The lines you return must be all those in the data that hold the string "example".

• _RECORDS SHOWN_
━━━━━━━━

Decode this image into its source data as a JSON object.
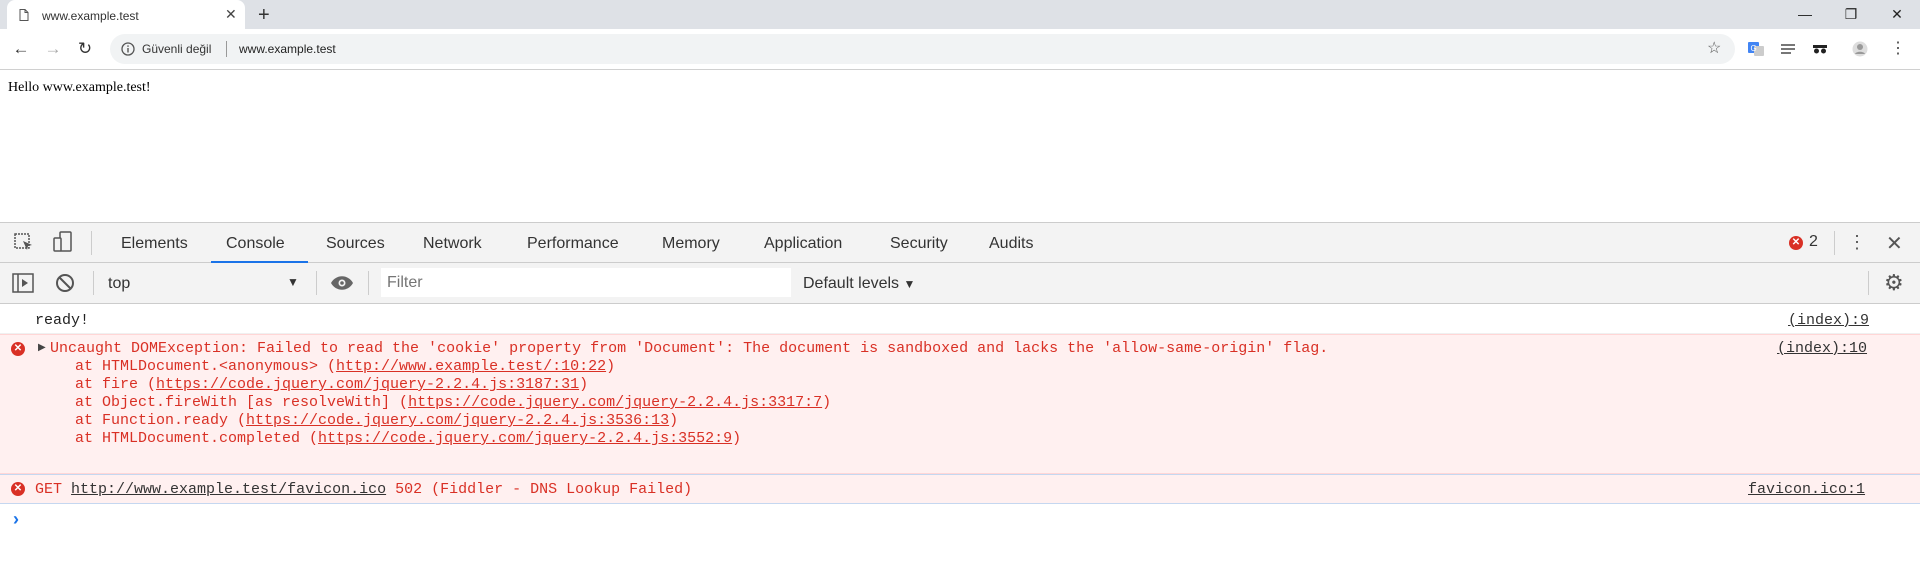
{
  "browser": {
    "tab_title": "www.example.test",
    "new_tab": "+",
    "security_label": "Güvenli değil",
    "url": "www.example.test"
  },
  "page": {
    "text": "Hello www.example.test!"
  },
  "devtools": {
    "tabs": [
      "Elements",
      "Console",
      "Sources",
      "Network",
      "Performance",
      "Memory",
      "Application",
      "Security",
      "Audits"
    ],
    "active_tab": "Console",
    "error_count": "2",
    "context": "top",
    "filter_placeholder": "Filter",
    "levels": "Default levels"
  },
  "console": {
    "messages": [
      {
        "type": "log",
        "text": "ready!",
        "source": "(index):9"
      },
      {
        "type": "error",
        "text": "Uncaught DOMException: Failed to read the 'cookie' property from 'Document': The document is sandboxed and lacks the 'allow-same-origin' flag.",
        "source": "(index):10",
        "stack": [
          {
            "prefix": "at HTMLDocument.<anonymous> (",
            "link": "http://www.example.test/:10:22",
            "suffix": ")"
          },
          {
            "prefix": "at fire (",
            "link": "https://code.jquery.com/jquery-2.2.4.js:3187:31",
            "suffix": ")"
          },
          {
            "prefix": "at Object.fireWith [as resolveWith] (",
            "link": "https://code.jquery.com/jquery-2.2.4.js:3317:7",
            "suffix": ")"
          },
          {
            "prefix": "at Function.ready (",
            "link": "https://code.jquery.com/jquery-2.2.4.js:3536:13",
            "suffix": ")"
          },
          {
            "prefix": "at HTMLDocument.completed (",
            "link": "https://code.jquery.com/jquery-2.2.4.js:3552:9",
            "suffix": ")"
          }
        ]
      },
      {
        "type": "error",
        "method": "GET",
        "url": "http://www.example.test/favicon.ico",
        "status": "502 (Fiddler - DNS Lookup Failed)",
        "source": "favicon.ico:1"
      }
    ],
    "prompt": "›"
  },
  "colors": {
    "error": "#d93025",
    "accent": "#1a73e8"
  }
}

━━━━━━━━

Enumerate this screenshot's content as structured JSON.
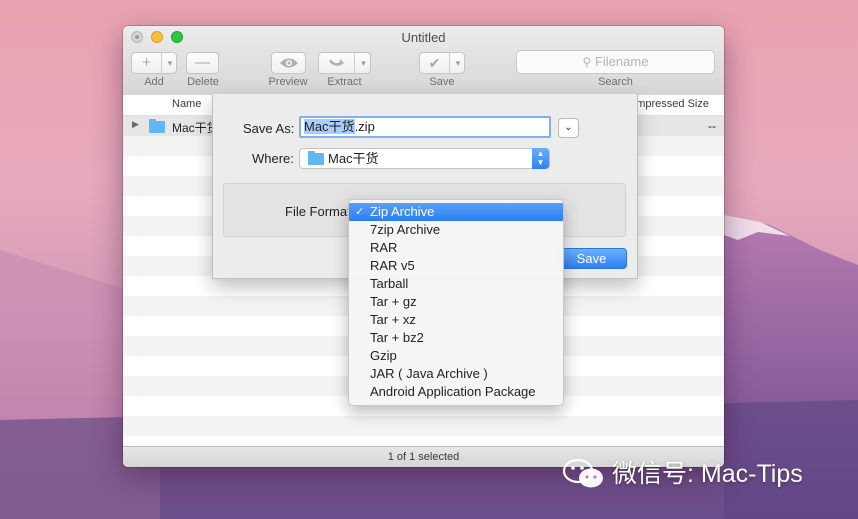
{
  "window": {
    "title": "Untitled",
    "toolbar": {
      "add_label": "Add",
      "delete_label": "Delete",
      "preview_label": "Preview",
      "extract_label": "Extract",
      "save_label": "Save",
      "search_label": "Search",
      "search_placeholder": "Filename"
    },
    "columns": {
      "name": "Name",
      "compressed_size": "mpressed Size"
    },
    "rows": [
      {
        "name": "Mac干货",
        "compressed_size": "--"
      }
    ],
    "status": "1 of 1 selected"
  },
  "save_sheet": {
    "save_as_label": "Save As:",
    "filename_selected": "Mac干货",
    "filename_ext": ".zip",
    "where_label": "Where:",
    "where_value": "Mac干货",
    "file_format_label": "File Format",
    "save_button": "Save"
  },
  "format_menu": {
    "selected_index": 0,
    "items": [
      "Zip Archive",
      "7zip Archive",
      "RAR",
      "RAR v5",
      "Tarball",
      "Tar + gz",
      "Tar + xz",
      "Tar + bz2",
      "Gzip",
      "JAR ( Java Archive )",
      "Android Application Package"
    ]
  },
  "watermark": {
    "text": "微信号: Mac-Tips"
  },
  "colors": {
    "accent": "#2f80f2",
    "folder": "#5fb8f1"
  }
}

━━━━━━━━

• _WRITTEN RESPONSE_
    "tab_title": "www.example.test",
    "url": "www.example.test"
    "text": "Hello www.example.test!"
            "link": "http://www.example.test/:10:22",
        "url": "http://www.example.test/favicon.ico",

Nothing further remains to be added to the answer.